CAFTA: A Matter of Economic and National Security
By: Rep. Rodney Frelinghuysen (NJ-11)
June 27, 2005
Two decades ago, Costa Rica, El Salvador, Guatemala, Honduras, and Nicaragua were engaged in internal strife, border disputes, and teetered on the brink of permanent civil war and communist rule. At the time, this region of Central America and the Caribbean island of the Dominican Republic were considered by many to be a breeding ground for instability, international crime, and threat to national security.
Today, freedom is on the march as elected leaders in these countries embrace democratic reforms, fight back against corruption and crime, strengthen the rule of law, work to reduce poverty, and stand side-by-side with the United States to win the global war against terrorism.
Certainly, forces that oppose democracy still exist in places like Venezuela and Brazil, but for the sake of national security America has a responsibility to help Central America fight threats to their newly-formed democratic institutions. Economic reform is a critical component of this strategy, and the Central American Free Trade Agreement (CAFTA) is crucial for helping the region achieve economic growth while simultaneously strengthening America s national security.
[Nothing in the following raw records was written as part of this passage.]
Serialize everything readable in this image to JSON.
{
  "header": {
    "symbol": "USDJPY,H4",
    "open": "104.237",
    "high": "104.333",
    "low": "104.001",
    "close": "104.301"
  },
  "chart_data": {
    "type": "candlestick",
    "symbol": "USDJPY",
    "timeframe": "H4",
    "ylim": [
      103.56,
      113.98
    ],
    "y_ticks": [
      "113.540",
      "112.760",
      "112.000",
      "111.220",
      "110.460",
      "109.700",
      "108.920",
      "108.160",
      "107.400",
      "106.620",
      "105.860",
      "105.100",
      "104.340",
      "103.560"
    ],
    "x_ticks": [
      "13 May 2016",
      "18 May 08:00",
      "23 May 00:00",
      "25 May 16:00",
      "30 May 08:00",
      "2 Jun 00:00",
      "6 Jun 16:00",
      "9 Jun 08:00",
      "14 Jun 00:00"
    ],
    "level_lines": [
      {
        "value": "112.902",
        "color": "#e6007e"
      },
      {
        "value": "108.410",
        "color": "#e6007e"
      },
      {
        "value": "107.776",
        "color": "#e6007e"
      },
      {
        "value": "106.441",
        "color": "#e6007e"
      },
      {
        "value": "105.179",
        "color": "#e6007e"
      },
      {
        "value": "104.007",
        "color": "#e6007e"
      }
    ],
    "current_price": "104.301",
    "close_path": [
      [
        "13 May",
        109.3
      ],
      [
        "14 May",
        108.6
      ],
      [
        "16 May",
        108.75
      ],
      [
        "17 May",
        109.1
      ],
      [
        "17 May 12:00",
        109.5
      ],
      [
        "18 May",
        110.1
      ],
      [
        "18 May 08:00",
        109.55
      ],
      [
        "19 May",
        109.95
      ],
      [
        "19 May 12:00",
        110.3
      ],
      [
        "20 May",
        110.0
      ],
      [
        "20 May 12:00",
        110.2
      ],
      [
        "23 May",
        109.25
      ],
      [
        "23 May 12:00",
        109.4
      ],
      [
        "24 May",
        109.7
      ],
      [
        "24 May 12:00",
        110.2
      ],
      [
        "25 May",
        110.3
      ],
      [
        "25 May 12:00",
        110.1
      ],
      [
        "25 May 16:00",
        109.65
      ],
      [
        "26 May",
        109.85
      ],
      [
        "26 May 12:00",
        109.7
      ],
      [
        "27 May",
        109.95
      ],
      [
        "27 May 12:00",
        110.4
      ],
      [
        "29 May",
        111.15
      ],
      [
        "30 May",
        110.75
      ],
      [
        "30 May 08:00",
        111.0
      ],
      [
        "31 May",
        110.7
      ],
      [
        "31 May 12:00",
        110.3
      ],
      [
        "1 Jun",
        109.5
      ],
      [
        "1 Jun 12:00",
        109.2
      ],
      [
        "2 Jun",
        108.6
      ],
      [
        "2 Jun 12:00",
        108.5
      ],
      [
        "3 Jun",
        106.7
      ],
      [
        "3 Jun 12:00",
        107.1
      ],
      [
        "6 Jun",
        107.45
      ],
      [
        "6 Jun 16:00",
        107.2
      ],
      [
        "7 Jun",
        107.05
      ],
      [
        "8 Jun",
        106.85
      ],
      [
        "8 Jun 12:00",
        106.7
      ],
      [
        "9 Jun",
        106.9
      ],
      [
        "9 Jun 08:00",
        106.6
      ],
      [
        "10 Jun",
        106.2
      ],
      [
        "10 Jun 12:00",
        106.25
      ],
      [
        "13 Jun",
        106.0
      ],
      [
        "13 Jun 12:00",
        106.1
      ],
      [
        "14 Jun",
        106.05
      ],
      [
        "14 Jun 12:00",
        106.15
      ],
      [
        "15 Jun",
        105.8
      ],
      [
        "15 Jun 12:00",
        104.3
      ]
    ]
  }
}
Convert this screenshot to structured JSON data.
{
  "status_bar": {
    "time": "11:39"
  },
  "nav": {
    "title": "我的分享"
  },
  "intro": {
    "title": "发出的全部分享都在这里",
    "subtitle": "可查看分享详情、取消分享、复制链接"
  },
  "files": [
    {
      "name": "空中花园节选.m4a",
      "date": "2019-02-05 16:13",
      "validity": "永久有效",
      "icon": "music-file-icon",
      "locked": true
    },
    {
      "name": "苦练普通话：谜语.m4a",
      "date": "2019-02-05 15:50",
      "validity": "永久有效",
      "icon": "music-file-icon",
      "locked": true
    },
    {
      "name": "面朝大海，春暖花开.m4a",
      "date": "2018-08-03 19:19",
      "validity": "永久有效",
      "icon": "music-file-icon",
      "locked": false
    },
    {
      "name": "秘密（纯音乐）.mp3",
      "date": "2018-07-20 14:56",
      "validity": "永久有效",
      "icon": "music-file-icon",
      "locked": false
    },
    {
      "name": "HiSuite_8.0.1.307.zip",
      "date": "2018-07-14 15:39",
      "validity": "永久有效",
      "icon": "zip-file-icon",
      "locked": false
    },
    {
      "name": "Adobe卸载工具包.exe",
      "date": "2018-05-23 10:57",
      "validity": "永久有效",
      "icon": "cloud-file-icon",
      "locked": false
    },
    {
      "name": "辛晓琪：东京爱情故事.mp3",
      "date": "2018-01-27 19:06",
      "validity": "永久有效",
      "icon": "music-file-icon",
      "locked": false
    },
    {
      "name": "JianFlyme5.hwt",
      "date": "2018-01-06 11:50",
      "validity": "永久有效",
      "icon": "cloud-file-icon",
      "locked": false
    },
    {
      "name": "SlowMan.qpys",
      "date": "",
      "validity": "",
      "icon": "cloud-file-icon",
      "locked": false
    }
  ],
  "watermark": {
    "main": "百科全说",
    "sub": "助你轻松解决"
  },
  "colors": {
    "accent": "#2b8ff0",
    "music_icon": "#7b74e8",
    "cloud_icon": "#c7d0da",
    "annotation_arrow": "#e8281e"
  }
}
CAFTA is more than just about trade - it is a signal of our commitment to security and stability throughout the entire region. As former President Jimmy Carter recently said in a letter to the House Ways and Means Committee, if America "were to turn its backs on CAFTA, it would undercut these fragile democracies, compel them to retreat to protectionism and make it harder for them to cooperate with the U.S." This agreement reinforces the United States' support for expanding freedom and democracy, spreading more peace and prosperity throughout this hemisphere, and improving economic growth, which is critical to diminishing the wave of illegal immigration across our borders.
Of course, by opening our doors to freer and fairer trade with Central America, CAFTA also has the potential to produce significant economic benefits here at home.
Today, millions, if not billions, of people worldwide rely on medicines, telecommunications devices, agricultural products, fabrics, and other goods manufactured right here in New Jersey. From South Africa to Singapore, countries count on New Jersey-made products to cook, clothe their children, keep in touch with family members, and literally save lives. Yet, no matter how good our products are, or how many people around the world need them, the rules are not always fair when America trades with other nations.
Right now, we have one-way trade with the CAFTA region. This means that 80 percent of goods from Central America and the Dominican Republic enter our nation without having to pay a tax. However, these same nations impose a tax on many American products when they enter their markets. Even if the goods hardworking Americans produce are far more superior to foreign-made products, these types of economic barriers put American businesses and workers at an unfair disadvantage.
CAFTA will level the playing field once and for all. For the first time, most of the foreign taxes that American businesses are forced to pay for their products to reach 44 million consumers in Central America and the Dominican Republic will be eliminated. The U.S. Chamber of Commerce estimates that this trade agreement saves nearly $1 billion a year in taxes on U.S. manufactured goods, expanding opportunities for American businesses to save money, produce more goods, and hire more workers.
For New Jersey, CAFTA will increase business productivity, create more highly skilled jobs, and strengthen our state s competitiveness in the global economy. In 2004, New Jersey businesses exported more than $207 million in pharmaceutical supplies, electronics, fabrics, plastic products, cleaning compounds, and other goods to Central America, making our state the 17th-largest exporter among the fifty U.S. states. A level playing field with Central America will enhance the prospects for New Jersey manufacturers to produce and ship everything from aspirin to zinc all of which is good for New Jersey s economy and job market.
The largest New Jersey-made export to Central America and the Dominican Republic is fabric, used mainly for clothing. In fact, New Jersey's fabric exports to Central America are growing, increasing more than three-fold from $10 million in 2000 to $33 million in 2004. China, however, has made inroads into Central and South America and the Caribbean, as both an investor and exporter of fabric and yarn. By requiring that Central America and the Dominican Republic make apparel sewn only with fabric and yarn produced by American workers, CAFTA improves the competitiveness of New Jersey s textile manufacturers, supports New Jersey workers, and gives them a critical advantage over their very aggressive Chinese rivals.
Some critics of CAFTA contend that labor conditions in Central America and the Dominican Republic must improve before the U.S. enters into a trade agreement with them. Certainly, there is room for substantial improvement. However, the answer to enforcing labor standards in Central America is not to reject CAFTA, but rather to use this historic agreement as an opportunity to ensure their labor laws receive more attention and resources.
Right now, CAFTA is the best economic security, homeland security, and democratic reform policy available for Central America and the United States. Free and fair trade will promote economic freedom while opening new markets for American businesses. This trade agreement merits Congress's support.
Rep. Rodney Frelinghuysen (NJ-11) represents all of Morris County, and portions of Sussex, Essex, Passaic and Somerset counties in New Jersey.